Another big change is that I now have a job after four and a half months of being a tourist in Canada. I am due to start next week as a Teaching Assistant at a local Secondary School. This blog is going to be my way of updating you on my (mis)adventures during that. From September I will be undertaking teacher training and will keep you updated on how that goes as well. My current plan is to post around once a week, probably on a Sunday after I have had time to process everything that has happened and get it into a form that you might all find interesting.

I hope you all had a fantastic New Year and look forward to continuing my adventures with you all in 2016.

Ricky

Nobody Said It Was Easy (Or The Hard Part About A Life On The Road)

Today is my sister’s 21st Birthday. It is the day that, officially, she stops being a girl and is a young woman on the brink of graduating University and going out into the world to make it a better place. But it is also a day that has got me thinking. Thinking about life and travelling. And, despite what many think, travelling isn’t always easy. It can be bloody hard, dear reader. For, life at home does not simply cease to go on with your removal. No. It continues on much as before. And a hard part of a life on the road is missing out on the events back home. This year alone, I will be missing yet more of my cousins birthdays (they are all young – two of them have never met me before and one of them doesn’t know who I am); I have missed my grandfather’s 80th birthday; my sister turning 21; and two family weddings. Next year, I miss my father turning 50. The year after that, my mother turning 50. And missing these events gets harder and harder every time.

I feel this aspect of travelling is less talked about. After all, who wants to hear about someone moping in self-pity, when they can hear about the time you rode elephants in Thailand or tried some amazing food in Vietnam. But, dear readers, this is a reality of life on the road. It can get away from you, and before you know it, you’ve missed out on large chunks of life from back home.

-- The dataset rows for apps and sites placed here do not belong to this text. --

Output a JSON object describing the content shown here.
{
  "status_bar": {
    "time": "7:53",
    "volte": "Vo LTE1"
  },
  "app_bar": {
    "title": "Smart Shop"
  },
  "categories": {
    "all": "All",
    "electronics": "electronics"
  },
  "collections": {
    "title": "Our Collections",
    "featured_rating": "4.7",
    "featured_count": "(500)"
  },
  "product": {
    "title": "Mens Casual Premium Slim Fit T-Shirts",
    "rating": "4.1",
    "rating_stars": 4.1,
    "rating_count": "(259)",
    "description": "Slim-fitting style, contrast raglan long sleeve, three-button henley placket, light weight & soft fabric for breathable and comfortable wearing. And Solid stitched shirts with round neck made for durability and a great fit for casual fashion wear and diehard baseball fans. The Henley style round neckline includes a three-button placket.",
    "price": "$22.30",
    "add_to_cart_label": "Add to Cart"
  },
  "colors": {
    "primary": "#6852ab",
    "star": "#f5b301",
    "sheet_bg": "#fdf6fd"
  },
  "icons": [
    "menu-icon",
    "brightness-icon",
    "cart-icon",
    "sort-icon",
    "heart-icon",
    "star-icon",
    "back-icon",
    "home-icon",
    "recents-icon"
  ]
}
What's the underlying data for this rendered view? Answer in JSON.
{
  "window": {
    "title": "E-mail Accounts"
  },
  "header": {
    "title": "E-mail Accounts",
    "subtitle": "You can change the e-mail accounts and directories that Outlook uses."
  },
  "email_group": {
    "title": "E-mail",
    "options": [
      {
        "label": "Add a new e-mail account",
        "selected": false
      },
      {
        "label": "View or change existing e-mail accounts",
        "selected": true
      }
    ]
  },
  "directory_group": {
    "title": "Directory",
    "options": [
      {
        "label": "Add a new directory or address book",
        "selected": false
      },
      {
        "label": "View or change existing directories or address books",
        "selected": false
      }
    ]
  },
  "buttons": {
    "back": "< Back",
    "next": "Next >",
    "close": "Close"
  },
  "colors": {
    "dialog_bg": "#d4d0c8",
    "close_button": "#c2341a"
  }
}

Tolkien once wrote that “It’s a dangerous business…going out your door. You step onto the road, and if you don’t keep your feet, there’s no knowing where you might be swept off to.” I feel very much like I have been swept up in the raging river of travel. After leaving Korea, I am planning to head to Australia or New Zealand. But the flip-side of this rather beautiful coin hides a less attractive face. I haven’t been home in a year and a half. I have no plans to go back home in the next year and a half. I haven’t seen my parents since the day I left. Nor my sister. My extended family, I haven’t seen in even longer than that. They are constantly changing, their lives evolving and I feel less and less a part of that each day. On top of this, friends move in and out of your life with a rapid fluidity. This February, I am losing one of my best friends here in Korea, and several other close friends are also leaving. You start to be less of a person in the lives of others and more…a part of a story that they will one day tell. Yes, you might be an interesting part. But you are a story, none the less. To my young cousins, I am nothing but a story. A man in a myth. They’ve no memories of me. No face to put to the name. If anything, I am just a guy who appears on the computer every now and then.

Yes, dear readers, life on the road is glorious and wonderful. I see things and do things many people only dream of. I live a life blessed with interesting tales, opportunities and adventures. But to go on one adventure, you must give up others. And every now and then you realise – it is a high price to pay.

Ricky